belongs to the Libyan. It is forbidden to add sell or developed any part of them without making arrangements with the department of heritage and planning. . It is forbidden to use historic buildings in old cities for any housing or commercial use (Castel/ Mosque/ Museum...etc)

. It is forbidden to have any type of activity work which

can cause any type of damage to the building of the old city. . The Department of heritage and planning will provide the construction and design work details for the private owners of the old buildings in the historic areas. . It is forbidden to put different materials from the original one during any type of maintenance work. Is necessary to reserve the old image and design in the commercial units of historic areas.


Act (4) The processing of maintenance and re construction of old buildings

It is aimed to give guidelines and control the processing of restoration and maintenances. The following activities are forbidden during the process of reconstruction of old buildings: . To remove or destroy the original architectural
heritages (doors/windows...etc) . To use new ideas or solutions from the old ones during maintenance programme. . To add a new extension or new storey to the old buildings. . To change the height of an existing building in a historic areas.

. To change the main entrance or change the

material of the main doors from the original one.34

. To change the infrastructure from the original one

which has been in the maintenance reports. . Any redevelopment programme has to be compatible with the urban image of the old city and historic area. . Any redevelopment has to solve the problem of housing and commercial expectation for a historic area. . Any redevelopment should not cause any damage to the infrastructure of the existing system of the old city.
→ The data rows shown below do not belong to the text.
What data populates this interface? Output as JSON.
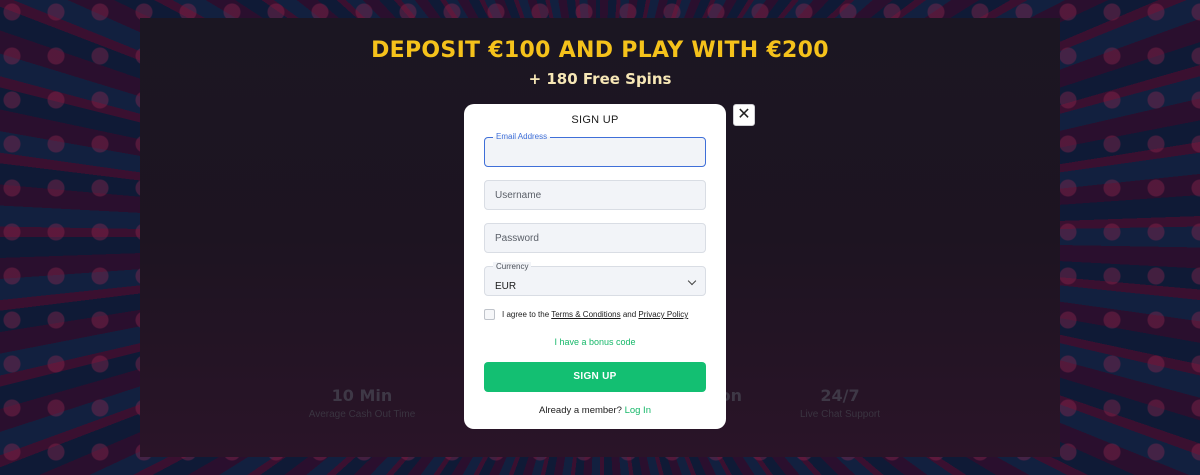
{
  "promo": {
    "headline": "DEPOSIT €100 AND PLAY WITH €200",
    "subline": "+ 180 Free Spins"
  },
  "stats": [
    {
      "value": "10 Min",
      "label": "Average Cash Out Time"
    },
    {
      "value": "on",
      "label": "s"
    },
    {
      "value": "24/7",
      "label": "Live Chat Support"
    }
  ],
  "modal": {
    "title": "SIGN UP",
    "close_icon": "close-icon",
    "email": {
      "label": "Email Address",
      "value": ""
    },
    "username": {
      "placeholder": "Username"
    },
    "password": {
      "placeholder": "Password"
    },
    "currency": {
      "label": "Currency",
      "value": "EUR"
    },
    "agree": {
      "prefix": "I agree to the",
      "terms": "Terms & Conditions",
      "and": "and",
      "privacy": "Privacy Policy"
    },
    "bonus_link": "I have a bonus code",
    "submit": "SIGN UP",
    "member_text": "Already a member?",
    "login_link": "Log In"
  },
  "colors": {
    "accent_green": "#13bf72",
    "headline_yellow": "#f5c21b",
    "focus_blue": "#3f6fd8"
  }
}
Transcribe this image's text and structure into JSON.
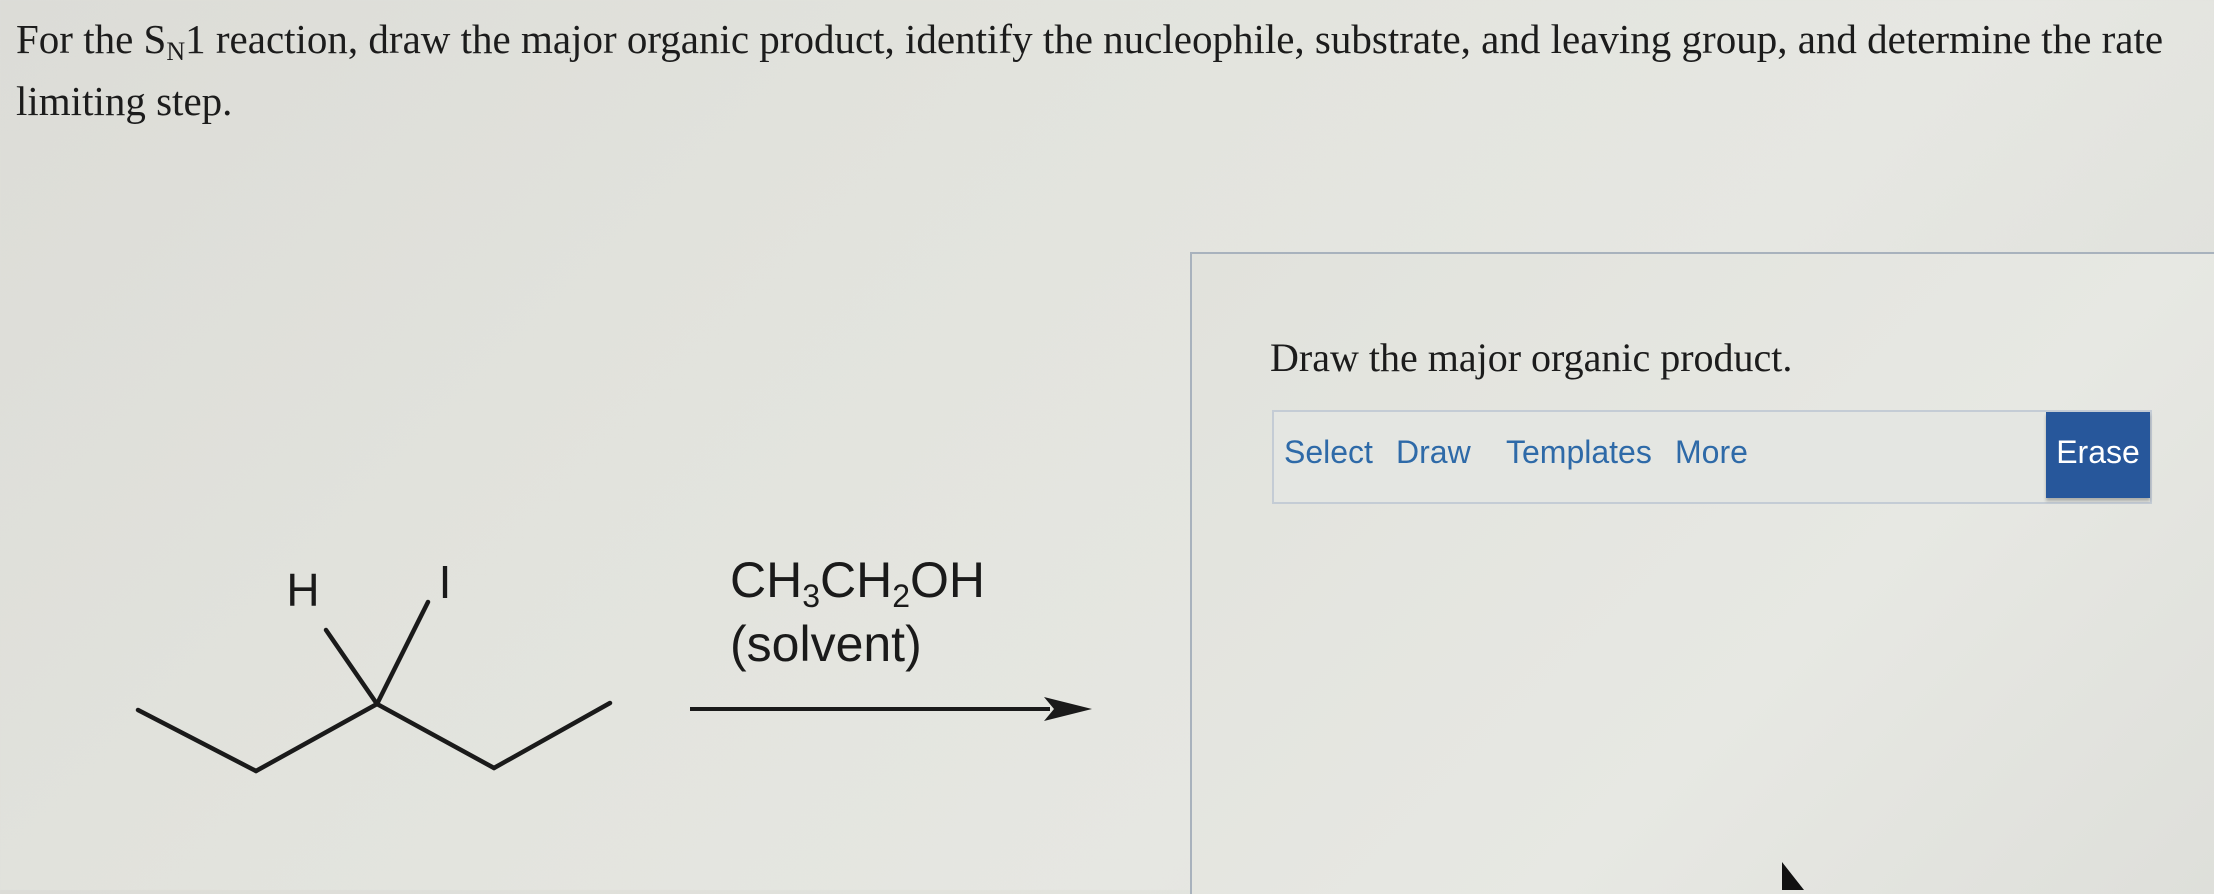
{
  "question": {
    "text_before": "For the S",
    "subscript": "N",
    "text_after": "1 reaction, draw the major organic product, identify the nucleophile, substrate, and leaving group, and determine the rate limiting step."
  },
  "reaction": {
    "substrate_labels": {
      "h": "H",
      "i": "I"
    },
    "reagent": {
      "ch3": "CH",
      "ch3_sub": "3",
      "ch2": "CH",
      "ch2_sub": "2",
      "oh": "OH",
      "solvent_label": "(solvent)"
    }
  },
  "panel": {
    "title": "Draw the major organic product.",
    "toolbar": {
      "select": "Select",
      "draw": "Draw",
      "templates": "Templates",
      "more": "More",
      "erase": "Erase"
    }
  },
  "colors": {
    "accent": "#27579b",
    "link": "#2e6aa8",
    "border": "#a8b2bd"
  },
  "icons": {
    "cursor": "pointer-cursor-icon"
  }
}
The main observation on the above legislation is that the necessary legislation is exist but is not implemented properly or even disregarded because there is insufficient commitment to conservation